_EXERCISE GOAL_
Write out every record below exactly as it appears, omitting the pictures.

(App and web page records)
-- Opening Marker --

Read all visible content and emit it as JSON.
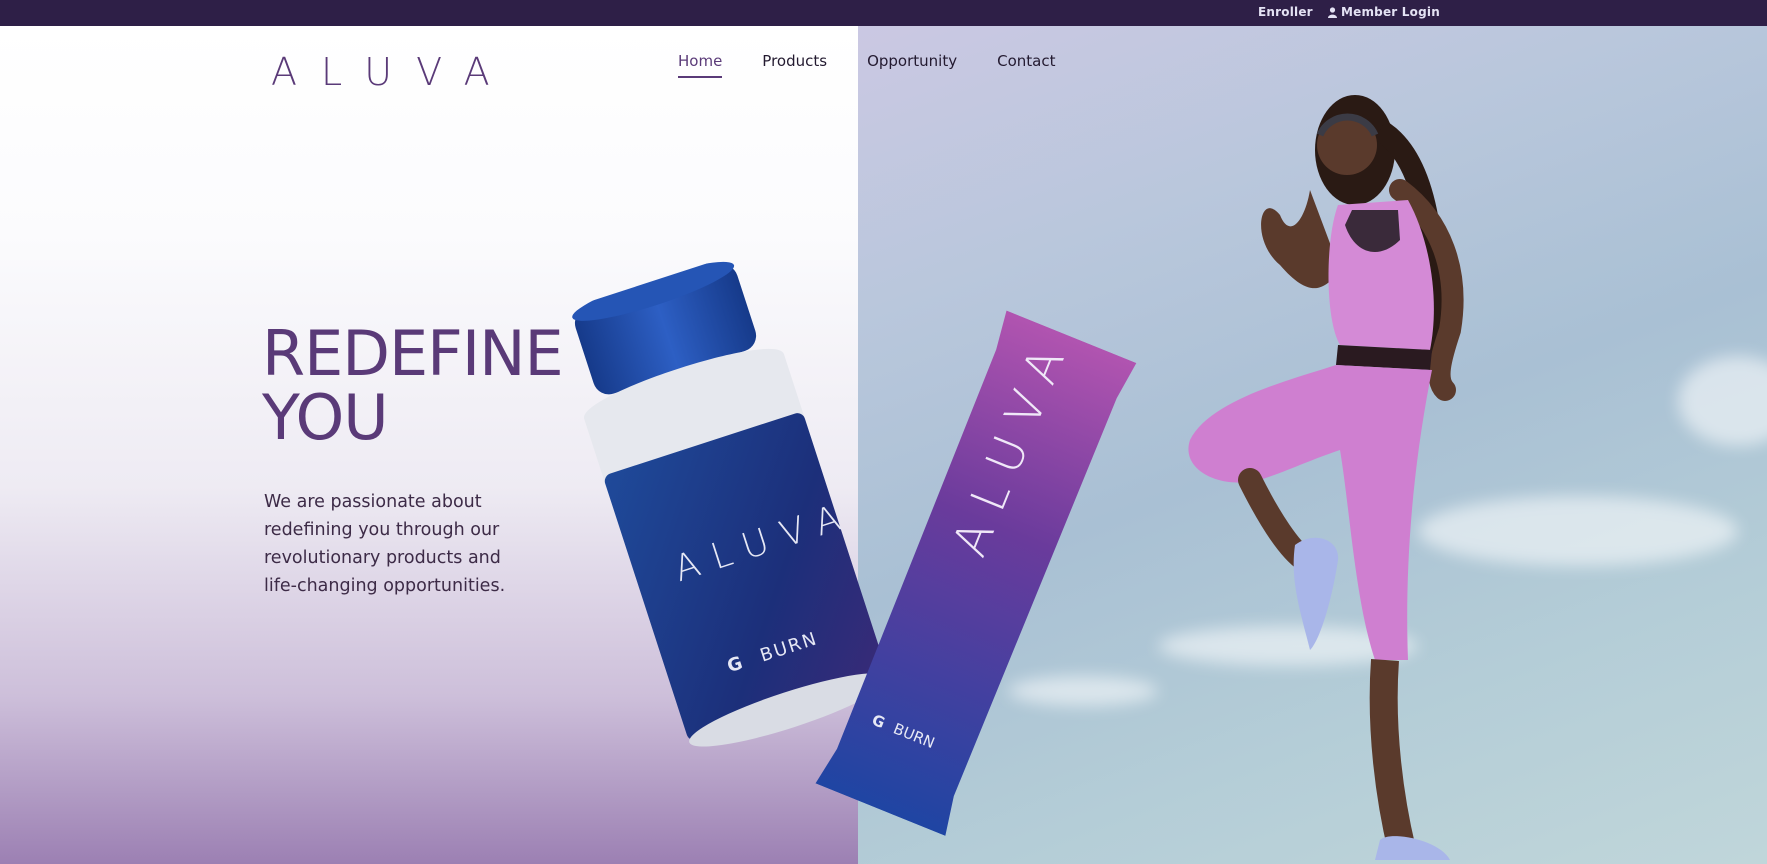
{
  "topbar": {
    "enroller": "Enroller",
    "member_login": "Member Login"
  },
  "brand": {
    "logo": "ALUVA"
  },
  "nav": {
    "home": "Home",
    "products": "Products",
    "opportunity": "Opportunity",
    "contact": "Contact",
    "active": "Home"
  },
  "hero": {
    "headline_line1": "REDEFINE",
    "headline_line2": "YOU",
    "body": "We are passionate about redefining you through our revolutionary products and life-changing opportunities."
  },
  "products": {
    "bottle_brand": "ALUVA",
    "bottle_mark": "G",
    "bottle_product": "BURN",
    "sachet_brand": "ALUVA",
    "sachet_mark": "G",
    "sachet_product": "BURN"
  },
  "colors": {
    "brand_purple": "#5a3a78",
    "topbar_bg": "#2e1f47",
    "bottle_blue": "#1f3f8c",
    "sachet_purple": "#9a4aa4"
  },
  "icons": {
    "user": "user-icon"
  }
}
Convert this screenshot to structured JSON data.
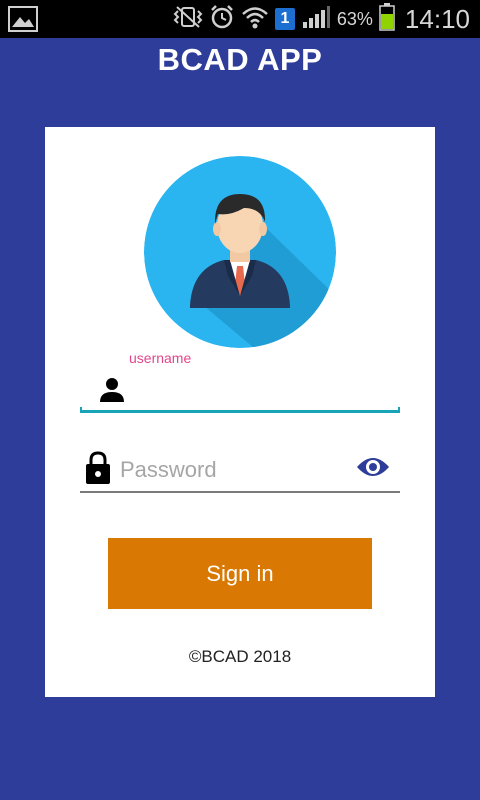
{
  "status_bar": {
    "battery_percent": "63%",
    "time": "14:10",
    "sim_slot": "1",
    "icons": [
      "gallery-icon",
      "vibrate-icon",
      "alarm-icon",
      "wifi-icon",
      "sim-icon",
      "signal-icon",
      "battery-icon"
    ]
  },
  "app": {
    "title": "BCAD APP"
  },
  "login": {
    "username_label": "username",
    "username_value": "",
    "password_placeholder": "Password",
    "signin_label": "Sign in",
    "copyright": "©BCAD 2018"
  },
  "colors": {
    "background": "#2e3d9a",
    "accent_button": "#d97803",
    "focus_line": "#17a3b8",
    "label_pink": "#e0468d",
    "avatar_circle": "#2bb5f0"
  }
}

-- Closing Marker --

_RESPONSE BELOW_
Read all visible content and emit it as JSON.
{
  "topbar": {
    "enroller": "Enroller",
    "member_login": "Member Login"
  },
  "brand": {
    "logo": "ALUVA"
  },
  "nav": {
    "home": "Home",
    "products": "Products",
    "opportunity": "Opportunity",
    "contact": "Contact",
    "active": "Home"
  },
  "hero": {
    "headline_line1": "REDEFINE",
    "headline_line2": "YOU",
    "body": "We are passionate about redefining you through our revolutionary products and life-changing opportunities."
  },
  "products": {
    "bottle_brand": "ALUVA",
    "bottle_mark": "G",
    "bottle_product": "BURN",
    "sachet_brand": "ALUVA",
    "sachet_mark": "G",
    "sachet_product": "BURN"
  },
  "colors": {
    "brand_purple": "#5a3a78",
    "topbar_bg": "#2e1f47",
    "bottle_blue": "#1f3f8c",
    "sachet_purple": "#9a4aa4"
  },
  "icons": {
    "user": "user-icon"
  }
}
Convert this screenshot to structured JSON data.
{
  "status_bar": {
    "battery_percent": "63%",
    "time": "14:10",
    "sim_slot": "1",
    "icons": [
      "gallery-icon",
      "vibrate-icon",
      "alarm-icon",
      "wifi-icon",
      "sim-icon",
      "signal-icon",
      "battery-icon"
    ]
  },
  "app": {
    "title": "BCAD APP"
  },
  "login": {
    "username_label": "username",
    "username_value": "",
    "password_placeholder": "Password",
    "signin_label": "Sign in",
    "copyright": "©BCAD 2018"
  },
  "colors": {
    "background": "#2e3d9a",
    "accent_button": "#d97803",
    "focus_line": "#17a3b8",
    "label_pink": "#e0468d",
    "avatar_circle": "#2bb5f0"
  }
}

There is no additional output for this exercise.